Do you know how to clean a swimming pool? If you’re a pool owner who’s a little foggy on what to do and why it’s important, allow this primer to fill you in—because while your pool might look sparkling-clean right now, it won’t stay that way on its own. Pool maintenance requires vigilance and a firm understanding of a few scientific principles.
Swimming pools are a must-have for plenty of folks, but the chemicals involved? No, thanks. Chlorine doesn’t just dry out your skin and hair—it also leaves that weird chemical smell on towels, clothing, and even skin. So after a summer spent in chlorinated pools, you might be ready to try something a bit more benign, for you and the environment.
Enter: the natural swimming pool. It’s not just the newest summer trend taking the internet by storm, but also a great eco-friendly option for water bums everywhere.
Close your eyes and imagine with us for a moment: You’re kicking back on an avocado-shaped float with a frozen daiquiri in hand—all in your own backyard swimming pool. Yes, you’ve reached peak #lifegoals.
But what does your dream pool look like? Take a spin through #pools on Instagram, and you’ll find a lot more than the ubiquitous kidney-shaped water features that dominated most of the 20th century.

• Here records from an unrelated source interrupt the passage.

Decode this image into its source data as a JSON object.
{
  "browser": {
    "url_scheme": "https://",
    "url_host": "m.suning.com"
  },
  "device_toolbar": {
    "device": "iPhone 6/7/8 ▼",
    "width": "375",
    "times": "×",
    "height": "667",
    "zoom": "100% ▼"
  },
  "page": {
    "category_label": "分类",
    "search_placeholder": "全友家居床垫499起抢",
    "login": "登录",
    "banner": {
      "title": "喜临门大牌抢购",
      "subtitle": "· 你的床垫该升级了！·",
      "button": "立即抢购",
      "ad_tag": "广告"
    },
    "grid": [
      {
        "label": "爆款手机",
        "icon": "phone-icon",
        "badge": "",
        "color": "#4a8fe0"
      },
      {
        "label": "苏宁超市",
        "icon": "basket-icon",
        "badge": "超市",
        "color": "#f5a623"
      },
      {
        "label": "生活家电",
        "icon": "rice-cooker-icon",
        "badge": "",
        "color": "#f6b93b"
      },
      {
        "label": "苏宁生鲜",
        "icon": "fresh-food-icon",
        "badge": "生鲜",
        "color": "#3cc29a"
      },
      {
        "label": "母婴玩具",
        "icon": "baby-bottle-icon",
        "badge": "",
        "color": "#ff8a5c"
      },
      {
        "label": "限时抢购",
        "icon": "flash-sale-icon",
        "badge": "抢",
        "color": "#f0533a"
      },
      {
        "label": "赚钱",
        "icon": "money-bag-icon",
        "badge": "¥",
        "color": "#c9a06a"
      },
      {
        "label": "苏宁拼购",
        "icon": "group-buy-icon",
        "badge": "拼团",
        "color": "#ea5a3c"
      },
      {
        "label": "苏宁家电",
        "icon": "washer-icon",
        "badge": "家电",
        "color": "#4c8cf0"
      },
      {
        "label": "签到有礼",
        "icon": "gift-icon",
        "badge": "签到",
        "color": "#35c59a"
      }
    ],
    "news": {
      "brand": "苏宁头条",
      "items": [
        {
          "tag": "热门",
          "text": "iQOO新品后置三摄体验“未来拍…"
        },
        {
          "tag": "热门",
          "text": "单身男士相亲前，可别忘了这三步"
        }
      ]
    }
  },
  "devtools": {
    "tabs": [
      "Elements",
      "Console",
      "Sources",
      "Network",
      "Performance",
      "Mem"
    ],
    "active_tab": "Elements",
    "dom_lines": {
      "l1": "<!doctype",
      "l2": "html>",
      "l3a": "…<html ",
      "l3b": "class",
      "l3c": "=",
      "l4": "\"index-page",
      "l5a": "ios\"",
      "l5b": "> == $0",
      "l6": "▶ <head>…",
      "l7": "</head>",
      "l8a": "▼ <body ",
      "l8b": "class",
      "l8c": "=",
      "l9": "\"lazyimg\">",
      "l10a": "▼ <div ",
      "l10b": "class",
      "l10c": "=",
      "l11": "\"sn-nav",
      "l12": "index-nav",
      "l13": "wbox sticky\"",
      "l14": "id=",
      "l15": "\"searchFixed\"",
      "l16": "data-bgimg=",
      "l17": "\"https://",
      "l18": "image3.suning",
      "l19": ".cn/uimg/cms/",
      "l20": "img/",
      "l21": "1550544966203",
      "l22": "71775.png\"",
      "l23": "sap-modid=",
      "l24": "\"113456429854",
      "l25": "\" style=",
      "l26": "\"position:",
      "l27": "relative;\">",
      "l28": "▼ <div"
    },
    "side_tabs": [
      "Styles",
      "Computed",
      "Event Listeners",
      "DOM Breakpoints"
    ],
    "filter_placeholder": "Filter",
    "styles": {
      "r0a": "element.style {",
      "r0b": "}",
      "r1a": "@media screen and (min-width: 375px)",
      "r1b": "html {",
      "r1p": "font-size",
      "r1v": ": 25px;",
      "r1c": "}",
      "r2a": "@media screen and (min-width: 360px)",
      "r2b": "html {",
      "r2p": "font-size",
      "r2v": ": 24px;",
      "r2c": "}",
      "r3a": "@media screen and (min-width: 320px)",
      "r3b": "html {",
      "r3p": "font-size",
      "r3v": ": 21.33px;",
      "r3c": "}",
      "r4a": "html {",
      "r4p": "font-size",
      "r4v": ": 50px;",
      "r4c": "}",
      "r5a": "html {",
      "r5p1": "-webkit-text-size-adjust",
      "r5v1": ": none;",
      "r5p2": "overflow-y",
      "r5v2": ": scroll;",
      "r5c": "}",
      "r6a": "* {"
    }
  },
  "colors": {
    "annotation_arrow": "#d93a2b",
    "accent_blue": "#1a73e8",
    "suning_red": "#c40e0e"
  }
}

If you have your heart set on using a pool, consider having a pool expert inspect your property before you buy the house. Be reasonably confident you can afford to fix the pool and maintain it, or no one will be having any fun with it.
Homeowners are so desperate for a refreshing spot to chill this summer that they’re turning to all kinds of water sources, including DIY pools made from stock tanks used for cattle and neon plastic kiddie tubs (don’t judge!).
The need to stay safe at home has caused a run on all things fun in the backyard (think swing sets, trampolines, and fire pits).
With so much time spent inside during the pandemic, your house may be looking more cluttered than usual. Need some inspiration to tackle the chaos? A new HGTV show called “Hot Mess House” is here to help.
The show is hosted by organizing expert Cassandra Aarssen, who visits her clients’ homes by video chat. After surveying the space, she gives them pointers and sends furnishings to help them get organized.
Modern farmhouse decor is still as popular as ever, with no seeming end to walls covered in shiplap, distressed coffee tables, barn doors, and beyond. But not every detail in this canon is a winner straight out of the gates—and some looks are actually full-on fails.
Witness the famed “Fixer Upper” duo Chip and Joanna Gaines, arguably the main source of all things modern farmhouse. Even these category leaders have made mistakes along the way.
So if you’re worried your enthusiasm for this design trend may have gone off the rails, check out these modern farmhouse fails we’ve found that should never, ever end up in your own home.
City living may have its perks, but combine the congestion and crowds with the threat of the novel coronavirus, and it’s no wonder that many city dwellers these days are fleeing to greener pastures (or thinking about it).
Taking care of your home this season isn’t just about getting in on all those trending summer looks and beautifying the backyard. It’s also about getting all those dreaded seasonal maintenance tasks done and out of the way before cold weather arrives.
We know, we know—in the thick, sweltering heat of July it’s hard to imagine another fall and winter ahead. But knocking out your to-do list now will ensure you can space things out and still enjoy some lazy days off.
The 30-year fixed-rate mortgage is edging closer each week to the 3% mark. Freddie Mac reported that the 30-year rate averaged 3.03% this week, the lowest since the government-sponsored enterprise began tracking such data in 1971. Last week, the 30-year rate hit 3.07%, a record at the time. “The summer is heating up as record low mortgage rates continue to spur homebuyer demand,” says Sam Khater, Freddie Mac’s chief economist. “However, it remains to be seen whether the demand will continue if COVID-19 cases rise to the point that it hinders economic growth.”